*** Opening of Excerpted records ***

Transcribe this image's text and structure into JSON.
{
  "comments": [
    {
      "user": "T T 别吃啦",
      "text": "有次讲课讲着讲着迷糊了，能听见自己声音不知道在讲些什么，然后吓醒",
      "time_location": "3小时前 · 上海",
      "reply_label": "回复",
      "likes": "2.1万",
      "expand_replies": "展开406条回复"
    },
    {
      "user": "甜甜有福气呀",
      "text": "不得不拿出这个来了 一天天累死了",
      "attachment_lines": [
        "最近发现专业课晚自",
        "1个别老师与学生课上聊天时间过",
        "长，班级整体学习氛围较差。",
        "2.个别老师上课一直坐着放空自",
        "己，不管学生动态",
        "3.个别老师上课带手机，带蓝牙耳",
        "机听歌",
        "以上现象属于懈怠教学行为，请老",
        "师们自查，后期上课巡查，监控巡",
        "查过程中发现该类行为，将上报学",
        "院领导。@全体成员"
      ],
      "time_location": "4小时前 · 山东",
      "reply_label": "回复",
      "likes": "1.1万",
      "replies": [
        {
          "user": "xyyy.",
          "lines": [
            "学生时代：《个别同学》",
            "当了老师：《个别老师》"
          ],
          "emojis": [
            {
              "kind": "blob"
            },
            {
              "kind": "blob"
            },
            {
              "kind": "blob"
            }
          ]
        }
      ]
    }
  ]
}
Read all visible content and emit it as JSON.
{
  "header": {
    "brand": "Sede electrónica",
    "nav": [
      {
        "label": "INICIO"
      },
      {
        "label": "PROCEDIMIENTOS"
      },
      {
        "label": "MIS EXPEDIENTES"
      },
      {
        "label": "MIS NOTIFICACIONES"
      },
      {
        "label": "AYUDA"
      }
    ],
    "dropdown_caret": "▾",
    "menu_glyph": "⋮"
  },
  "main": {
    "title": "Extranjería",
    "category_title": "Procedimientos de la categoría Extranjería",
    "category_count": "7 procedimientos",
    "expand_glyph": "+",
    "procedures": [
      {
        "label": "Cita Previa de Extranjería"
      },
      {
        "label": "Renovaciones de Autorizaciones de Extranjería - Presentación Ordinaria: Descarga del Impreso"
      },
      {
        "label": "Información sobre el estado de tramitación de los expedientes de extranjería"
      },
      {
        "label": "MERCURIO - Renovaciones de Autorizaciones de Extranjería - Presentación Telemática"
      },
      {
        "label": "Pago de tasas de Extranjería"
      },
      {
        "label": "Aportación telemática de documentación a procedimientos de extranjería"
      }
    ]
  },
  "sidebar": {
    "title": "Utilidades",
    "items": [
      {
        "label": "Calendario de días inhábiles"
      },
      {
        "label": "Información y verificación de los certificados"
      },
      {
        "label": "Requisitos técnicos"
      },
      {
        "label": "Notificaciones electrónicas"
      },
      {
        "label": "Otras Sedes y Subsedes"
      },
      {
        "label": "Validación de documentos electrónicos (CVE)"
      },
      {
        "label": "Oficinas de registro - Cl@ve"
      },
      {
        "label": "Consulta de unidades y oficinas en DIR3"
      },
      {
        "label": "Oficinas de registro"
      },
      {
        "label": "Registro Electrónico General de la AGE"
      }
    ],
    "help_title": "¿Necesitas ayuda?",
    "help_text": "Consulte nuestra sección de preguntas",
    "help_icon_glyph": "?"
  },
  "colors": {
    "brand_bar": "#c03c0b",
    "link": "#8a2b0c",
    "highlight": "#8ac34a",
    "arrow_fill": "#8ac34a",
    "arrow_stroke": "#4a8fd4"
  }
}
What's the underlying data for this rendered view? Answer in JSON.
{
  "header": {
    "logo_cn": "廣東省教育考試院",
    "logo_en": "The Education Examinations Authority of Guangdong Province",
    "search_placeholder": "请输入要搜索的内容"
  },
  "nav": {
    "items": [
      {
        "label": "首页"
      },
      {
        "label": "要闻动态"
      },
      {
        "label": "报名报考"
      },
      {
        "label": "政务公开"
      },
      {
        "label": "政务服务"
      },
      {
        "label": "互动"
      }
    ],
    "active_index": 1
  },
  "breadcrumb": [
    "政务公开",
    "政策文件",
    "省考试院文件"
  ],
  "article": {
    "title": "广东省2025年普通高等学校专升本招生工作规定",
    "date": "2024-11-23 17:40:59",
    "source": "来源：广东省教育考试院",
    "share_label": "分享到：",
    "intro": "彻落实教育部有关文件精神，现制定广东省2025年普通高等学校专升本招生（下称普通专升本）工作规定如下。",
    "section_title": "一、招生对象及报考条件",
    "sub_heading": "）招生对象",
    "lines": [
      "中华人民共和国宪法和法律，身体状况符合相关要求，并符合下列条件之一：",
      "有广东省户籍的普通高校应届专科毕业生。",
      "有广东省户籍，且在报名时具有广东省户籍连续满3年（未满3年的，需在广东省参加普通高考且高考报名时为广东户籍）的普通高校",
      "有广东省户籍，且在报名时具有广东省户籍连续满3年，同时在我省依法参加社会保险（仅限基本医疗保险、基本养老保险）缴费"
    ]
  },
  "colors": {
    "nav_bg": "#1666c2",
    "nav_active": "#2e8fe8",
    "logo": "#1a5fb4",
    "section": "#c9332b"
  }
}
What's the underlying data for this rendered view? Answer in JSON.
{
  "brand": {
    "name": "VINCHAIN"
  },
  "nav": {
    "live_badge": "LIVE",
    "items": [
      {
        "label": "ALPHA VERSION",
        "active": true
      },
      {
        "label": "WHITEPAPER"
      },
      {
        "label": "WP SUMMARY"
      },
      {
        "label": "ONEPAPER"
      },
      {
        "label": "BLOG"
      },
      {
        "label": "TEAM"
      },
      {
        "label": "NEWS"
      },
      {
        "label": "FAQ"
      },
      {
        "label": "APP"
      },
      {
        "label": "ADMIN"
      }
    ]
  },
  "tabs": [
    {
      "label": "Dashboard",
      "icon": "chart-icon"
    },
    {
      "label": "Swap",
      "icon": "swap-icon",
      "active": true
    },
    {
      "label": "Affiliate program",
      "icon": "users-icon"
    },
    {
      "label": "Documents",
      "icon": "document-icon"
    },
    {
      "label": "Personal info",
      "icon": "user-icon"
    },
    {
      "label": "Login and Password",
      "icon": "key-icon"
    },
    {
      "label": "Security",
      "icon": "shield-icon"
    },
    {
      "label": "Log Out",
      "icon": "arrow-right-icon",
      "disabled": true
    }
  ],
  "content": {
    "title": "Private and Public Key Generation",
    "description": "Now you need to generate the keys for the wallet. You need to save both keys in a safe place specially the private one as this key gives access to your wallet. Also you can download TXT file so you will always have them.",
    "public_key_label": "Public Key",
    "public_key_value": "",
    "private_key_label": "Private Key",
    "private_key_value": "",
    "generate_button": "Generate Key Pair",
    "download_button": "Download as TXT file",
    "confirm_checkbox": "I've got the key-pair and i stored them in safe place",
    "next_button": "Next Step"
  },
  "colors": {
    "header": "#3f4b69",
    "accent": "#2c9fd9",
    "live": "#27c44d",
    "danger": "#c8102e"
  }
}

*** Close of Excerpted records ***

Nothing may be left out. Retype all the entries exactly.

▶ Solution below
Transcribe this image's text and structure into JSON.
{
  "comments": [
    {
      "user": "T T 别吃啦",
      "text": "有次讲课讲着讲着迷糊了，能听见自己声音不知道在讲些什么，然后吓醒",
      "time_location": "3小时前 · 上海",
      "reply_label": "回复",
      "likes": "2.1万",
      "expand_replies": "展开406条回复"
    },
    {
      "user": "甜甜有福气呀",
      "text": "不得不拿出这个来了 一天天累死了",
      "attachment_lines": [
        "最近发现专业课晚自",
        "1个别老师与学生课上聊天时间过",
        "长，班级整体学习氛围较差。",
        "2.个别老师上课一直坐着放空自",
        "己，不管学生动态",
        "3.个别老师上课带手机，带蓝牙耳",
        "机听歌",
        "以上现象属于懈怠教学行为，请老",
        "师们自查，后期上课巡查，监控巡",
        "查过程中发现该类行为，将上报学",
        "院领导。@全体成员"
      ],
      "time_location": "4小时前 · 山东",
      "reply_label": "回复",
      "likes": "1.1万",
      "replies": [
        {
          "user": "xyyy.",
          "lines": [
            "学生时代：《个别同学》",
            "当了老师：《个别老师》"
          ],
          "emojis": [
            {
              "kind": "blob"
            },
            {
              "kind": "blob"
            },
            {
              "kind": "blob"
            }
          ]
        }
      ]
    }
  ]
}
Read all visible content and emit it as JSON.
{
  "header": {
    "brand": "Sede electrónica",
    "nav": [
      {
        "label": "INICIO"
      },
      {
        "label": "PROCEDIMIENTOS"
      },
      {
        "label": "MIS EXPEDIENTES"
      },
      {
        "label": "MIS NOTIFICACIONES"
      },
      {
        "label": "AYUDA"
      }
    ],
    "dropdown_caret": "▾",
    "menu_glyph": "⋮"
  },
  "main": {
    "title": "Extranjería",
    "category_title": "Procedimientos de la categoría Extranjería",
    "category_count": "7 procedimientos",
    "expand_glyph": "+",
    "procedures": [
      {
        "label": "Cita Previa de Extranjería"
      },
      {
        "label": "Renovaciones de Autorizaciones de Extranjería - Presentación Ordinaria: Descarga del Impreso"
      },
      {
        "label": "Información sobre el estado de tramitación de los expedientes de extranjería"
      },
      {
        "label": "MERCURIO - Renovaciones de Autorizaciones de Extranjería - Presentación Telemática"
      },
      {
        "label": "Pago de tasas de Extranjería"
      },
      {
        "label": "Aportación telemática de documentación a procedimientos de extranjería"
      }
    ]
  },
  "sidebar": {
    "title": "Utilidades",
    "items": [
      {
        "label": "Calendario de días inhábiles"
      },
      {
        "label": "Información y verificación de los certificados"
      },
      {
        "label": "Requisitos técnicos"
      },
      {
        "label": "Notificaciones electrónicas"
      },
      {
        "label": "Otras Sedes y Subsedes"
      },
      {
        "label": "Validación de documentos electrónicos (CVE)"
      },
      {
        "label": "Oficinas de registro - Cl@ve"
      },
      {
        "label": "Consulta de unidades y oficinas en DIR3"
      },
      {
        "label": "Oficinas de registro"
      },
      {
        "label": "Registro Electrónico General de la AGE"
      }
    ],
    "help_title": "¿Necesitas ayuda?",
    "help_text": "Consulte nuestra sección de preguntas",
    "help_icon_glyph": "?"
  },
  "colors": {
    "brand_bar": "#c03c0b",
    "link": "#8a2b0c",
    "highlight": "#8ac34a",
    "arrow_fill": "#8ac34a",
    "arrow_stroke": "#4a8fd4"
  }
}
What's the underlying data for this rendered view? Answer in JSON.
{
  "header": {
    "logo_cn": "廣東省教育考試院",
    "logo_en": "The Education Examinations Authority of Guangdong Province",
    "search_placeholder": "请输入要搜索的内容"
  },
  "nav": {
    "items": [
      {
        "label": "首页"
      },
      {
        "label": "要闻动态"
      },
      {
        "label": "报名报考"
      },
      {
        "label": "政务公开"
      },
      {
        "label": "政务服务"
      },
      {
        "label": "互动"
      }
    ],
    "active_index": 1
  },
  "breadcrumb": [
    "政务公开",
    "政策文件",
    "省考试院文件"
  ],
  "article": {
    "title": "广东省2025年普通高等学校专升本招生工作规定",
    "date": "2024-11-23 17:40:59",
    "source": "来源：广东省教育考试院",
    "share_label": "分享到：",
    "intro": "彻落实教育部有关文件精神，现制定广东省2025年普通高等学校专升本招生（下称普通专升本）工作规定如下。",
    "section_title": "一、招生对象及报考条件",
    "sub_heading": "）招生对象",
    "lines": [
      "中华人民共和国宪法和法律，身体状况符合相关要求，并符合下列条件之一：",
      "有广东省户籍的普通高校应届专科毕业生。",
      "有广东省户籍，且在报名时具有广东省户籍连续满3年（未满3年的，需在广东省参加普通高考且高考报名时为广东户籍）的普通高校",
      "有广东省户籍，且在报名时具有广东省户籍连续满3年，同时在我省依法参加社会保险（仅限基本医疗保险、基本养老保险）缴费"
    ]
  },
  "colors": {
    "nav_bg": "#1666c2",
    "nav_active": "#2e8fe8",
    "logo": "#1a5fb4",
    "section": "#c9332b"
  }
}
What's the underlying data for this rendered view? Answer in JSON.
{
  "brand": {
    "name": "VINCHAIN"
  },
  "nav": {
    "live_badge": "LIVE",
    "items": [
      {
        "label": "ALPHA VERSION",
        "active": true
      },
      {
        "label": "WHITEPAPER"
      },
      {
        "label": "WP SUMMARY"
      },
      {
        "label": "ONEPAPER"
      },
      {
        "label": "BLOG"
      },
      {
        "label": "TEAM"
      },
      {
        "label": "NEWS"
      },
      {
        "label": "FAQ"
      },
      {
        "label": "APP"
      },
      {
        "label": "ADMIN"
      }
    ]
  },
  "tabs": [
    {
      "label": "Dashboard",
      "icon": "chart-icon"
    },
    {
      "label": "Swap",
      "icon": "swap-icon",
      "active": true
    },
    {
      "label": "Affiliate program",
      "icon": "users-icon"
    },
    {
      "label": "Documents",
      "icon": "document-icon"
    },
    {
      "label": "Personal info",
      "icon": "user-icon"
    },
    {
      "label": "Login and Password",
      "icon": "key-icon"
    },
    {
      "label": "Security",
      "icon": "shield-icon"
    },
    {
      "label": "Log Out",
      "icon": "arrow-right-icon",
      "disabled": true
    }
  ],
  "content": {
    "title": "Private and Public Key Generation",
    "description": "Now you need to generate the keys for the wallet. You need to save both keys in a safe place specially the private one as this key gives access to your wallet. Also you can download TXT file so you will always have them.",
    "public_key_label": "Public Key",
    "public_key_value": "",
    "private_key_label": "Private Key",
    "private_key_value": "",
    "generate_button": "Generate Key Pair",
    "download_button": "Download as TXT file",
    "confirm_checkbox": "I've got the key-pair and i stored them in safe place",
    "next_button": "Next Step"
  },
  "colors": {
    "header": "#3f4b69",
    "accent": "#2c9fd9",
    "live": "#27c44d",
    "danger": "#c8102e"
  }
}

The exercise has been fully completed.